New telescopes and facilities coming online in the next three to five years will produce data in volumes never previously experienced in Australian astronomy.  To gain maximum scientific benefit from this data flood, the federation of datasets from all types of astronomical facilities in Australia will be needed.  This will involve creating the hardware, tools and services to bring together data from radio telescopes, optical telescopes and supercomputers, covering all parts of the southern sky, under a Virtual Observatory.

After consultation with the Australian astronomy community, two Australian astronomical facilities were chosen to form the first pillar of the All-Sky Virtual Observatory (ASVO):

  1. Optical data from the Southern Sky Survey, obtained using the SkyMapper telescope at The Australian National University's (ANU) Siding Spring Observatory.  This dataset comprises the most detailed and sensitive digitised map of the southern sky at optical wavelengths.
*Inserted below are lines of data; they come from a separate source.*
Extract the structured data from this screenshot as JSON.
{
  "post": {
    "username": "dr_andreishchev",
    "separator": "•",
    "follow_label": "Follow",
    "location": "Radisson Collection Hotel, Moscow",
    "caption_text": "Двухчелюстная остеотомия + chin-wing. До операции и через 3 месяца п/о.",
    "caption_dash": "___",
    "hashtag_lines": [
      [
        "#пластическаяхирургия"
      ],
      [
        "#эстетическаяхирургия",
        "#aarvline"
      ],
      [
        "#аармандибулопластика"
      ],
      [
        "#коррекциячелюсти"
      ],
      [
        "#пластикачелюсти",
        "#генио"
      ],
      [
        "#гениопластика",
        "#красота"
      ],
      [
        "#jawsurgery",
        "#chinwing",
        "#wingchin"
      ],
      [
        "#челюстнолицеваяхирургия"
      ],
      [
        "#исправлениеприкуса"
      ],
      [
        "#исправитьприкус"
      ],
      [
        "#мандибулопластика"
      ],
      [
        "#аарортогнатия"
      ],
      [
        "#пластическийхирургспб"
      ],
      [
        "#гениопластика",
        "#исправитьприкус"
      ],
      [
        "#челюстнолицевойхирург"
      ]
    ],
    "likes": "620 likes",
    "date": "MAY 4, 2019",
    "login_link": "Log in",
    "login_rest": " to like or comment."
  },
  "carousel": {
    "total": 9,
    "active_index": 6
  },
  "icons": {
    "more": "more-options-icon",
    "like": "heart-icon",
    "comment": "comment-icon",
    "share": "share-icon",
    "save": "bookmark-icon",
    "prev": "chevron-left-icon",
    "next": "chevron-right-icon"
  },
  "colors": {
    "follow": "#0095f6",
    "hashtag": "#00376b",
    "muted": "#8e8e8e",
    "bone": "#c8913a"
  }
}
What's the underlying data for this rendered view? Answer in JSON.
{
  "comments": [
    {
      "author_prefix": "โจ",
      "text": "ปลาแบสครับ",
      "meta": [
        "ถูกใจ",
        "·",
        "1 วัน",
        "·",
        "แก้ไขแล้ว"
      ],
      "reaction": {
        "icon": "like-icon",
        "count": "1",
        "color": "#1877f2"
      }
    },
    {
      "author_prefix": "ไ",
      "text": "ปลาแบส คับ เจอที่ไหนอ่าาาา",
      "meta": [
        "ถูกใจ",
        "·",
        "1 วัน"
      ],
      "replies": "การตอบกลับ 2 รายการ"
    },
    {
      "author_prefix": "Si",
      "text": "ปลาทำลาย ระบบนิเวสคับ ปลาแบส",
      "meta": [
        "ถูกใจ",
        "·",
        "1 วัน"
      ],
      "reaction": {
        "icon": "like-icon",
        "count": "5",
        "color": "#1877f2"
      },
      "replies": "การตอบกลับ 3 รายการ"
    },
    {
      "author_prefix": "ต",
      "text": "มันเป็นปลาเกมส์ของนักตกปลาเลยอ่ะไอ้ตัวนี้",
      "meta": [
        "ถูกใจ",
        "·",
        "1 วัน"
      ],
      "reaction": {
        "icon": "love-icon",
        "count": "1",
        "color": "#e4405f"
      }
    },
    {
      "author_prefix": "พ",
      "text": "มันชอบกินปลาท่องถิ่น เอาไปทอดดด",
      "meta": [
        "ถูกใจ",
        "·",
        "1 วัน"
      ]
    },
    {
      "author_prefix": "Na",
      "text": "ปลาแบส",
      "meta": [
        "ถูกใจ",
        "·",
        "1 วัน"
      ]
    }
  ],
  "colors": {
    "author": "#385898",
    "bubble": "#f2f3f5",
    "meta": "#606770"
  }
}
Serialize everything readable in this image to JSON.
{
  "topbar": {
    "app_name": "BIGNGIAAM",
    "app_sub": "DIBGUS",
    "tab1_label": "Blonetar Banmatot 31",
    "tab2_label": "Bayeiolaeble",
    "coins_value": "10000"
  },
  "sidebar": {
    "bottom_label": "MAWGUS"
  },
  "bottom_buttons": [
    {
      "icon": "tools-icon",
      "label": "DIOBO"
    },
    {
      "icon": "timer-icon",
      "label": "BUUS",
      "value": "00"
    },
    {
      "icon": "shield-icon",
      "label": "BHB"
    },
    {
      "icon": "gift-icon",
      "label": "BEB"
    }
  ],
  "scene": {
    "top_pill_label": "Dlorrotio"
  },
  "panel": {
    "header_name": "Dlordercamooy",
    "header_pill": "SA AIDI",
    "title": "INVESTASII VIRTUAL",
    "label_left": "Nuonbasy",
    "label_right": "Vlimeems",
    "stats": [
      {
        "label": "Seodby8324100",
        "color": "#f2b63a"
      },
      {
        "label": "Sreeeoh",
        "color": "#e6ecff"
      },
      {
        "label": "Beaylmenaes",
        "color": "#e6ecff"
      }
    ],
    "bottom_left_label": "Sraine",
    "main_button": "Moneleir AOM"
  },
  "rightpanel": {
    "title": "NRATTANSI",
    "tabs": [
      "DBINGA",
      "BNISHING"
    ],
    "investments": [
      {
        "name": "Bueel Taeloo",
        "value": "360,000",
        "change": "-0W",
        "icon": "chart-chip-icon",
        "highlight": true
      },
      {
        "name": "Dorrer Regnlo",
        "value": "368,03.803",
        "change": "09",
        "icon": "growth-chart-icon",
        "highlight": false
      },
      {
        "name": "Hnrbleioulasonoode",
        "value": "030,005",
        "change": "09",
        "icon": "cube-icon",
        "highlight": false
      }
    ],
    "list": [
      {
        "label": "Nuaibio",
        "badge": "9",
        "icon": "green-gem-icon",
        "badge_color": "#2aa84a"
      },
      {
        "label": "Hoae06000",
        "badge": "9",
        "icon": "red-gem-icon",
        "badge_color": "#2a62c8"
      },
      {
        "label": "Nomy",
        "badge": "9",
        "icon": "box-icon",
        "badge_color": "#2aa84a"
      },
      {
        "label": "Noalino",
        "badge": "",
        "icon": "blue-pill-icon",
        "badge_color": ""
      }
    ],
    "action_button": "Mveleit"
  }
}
Researchers are invited to test out the SkyMapper Test Data Release, which provides a preview of the characteristics and data access protocols for the SkyMapper Node. The first major data release of fully calibrated data is expected in December 2015.
  2. The Theoretical Astrophysical Observatory (TAO), developed at Swinburne and launched in March 2014, houses a growing ensemble of theory data sets and galaxy formation models, with tools to map the simulated data onto an observer’s viewpoint, and the application of custom telescope simulators including SkyMapper.

The ASVO provides a direct and vital link between the theoretical and observational aspects of data collection and analysis.

ASVO will enable federated data access and analysis by providing International Virtual Observatory Alliance (IVOA) compliant services and data access mechanisms.  ASVO is designed to be flexible and expandable, with the potential for future incorporation of next-generation radio telescope datasets from SKA, ASKAP, and MWA, and optical data from the new instruments on the AAT (e.g. HERMES).

Indeed, we are in the early stages of designing and developing the following two new Nodes:

  • The Murchison Widefield Array Node (in design phase) will provide access to key data products from the Square Kilometre Array (SKA) official precursor radiotelescope, the MWA. Operational since mid-2013, MWA has already collected over 5PBs of data and is making new science discoveries due to its unique wide-field view of the Universe at the low-frequency end of the radio spectrum.
  • The Anglo-Australian Telescope Node (in development phase) will provide access to a growing collection of key AAT optical datasets, ranging from imaging to integral-field spectroscopy.

PARTNERS: The All-Sky Virtual Observatory project involves Astronomy Australia Ltd, Swinburne University of Technology, the The Australian National University, the National Computational Infrastructure, the Australian Astronomical Observatory, and Intersect Australia Ltd.

FUNDING: The following organisations have assisted in funding the All-Sky Virtual Observatory:

  • The NeCTAR project. NeCTAR is an Australian Government project conducted as part of the Super Science initiative and financed by the Education Investment Fund.
  • The Department of Education and Training through AAL-managed Education Investment Fund (EIF) and National Collaborative Research Infrastructure Strategy (NCRIS) grants.
  • The Australian National Data Service, which is supported by the Australian Government through the National Collaborative Research Infrastructure Strategy Program.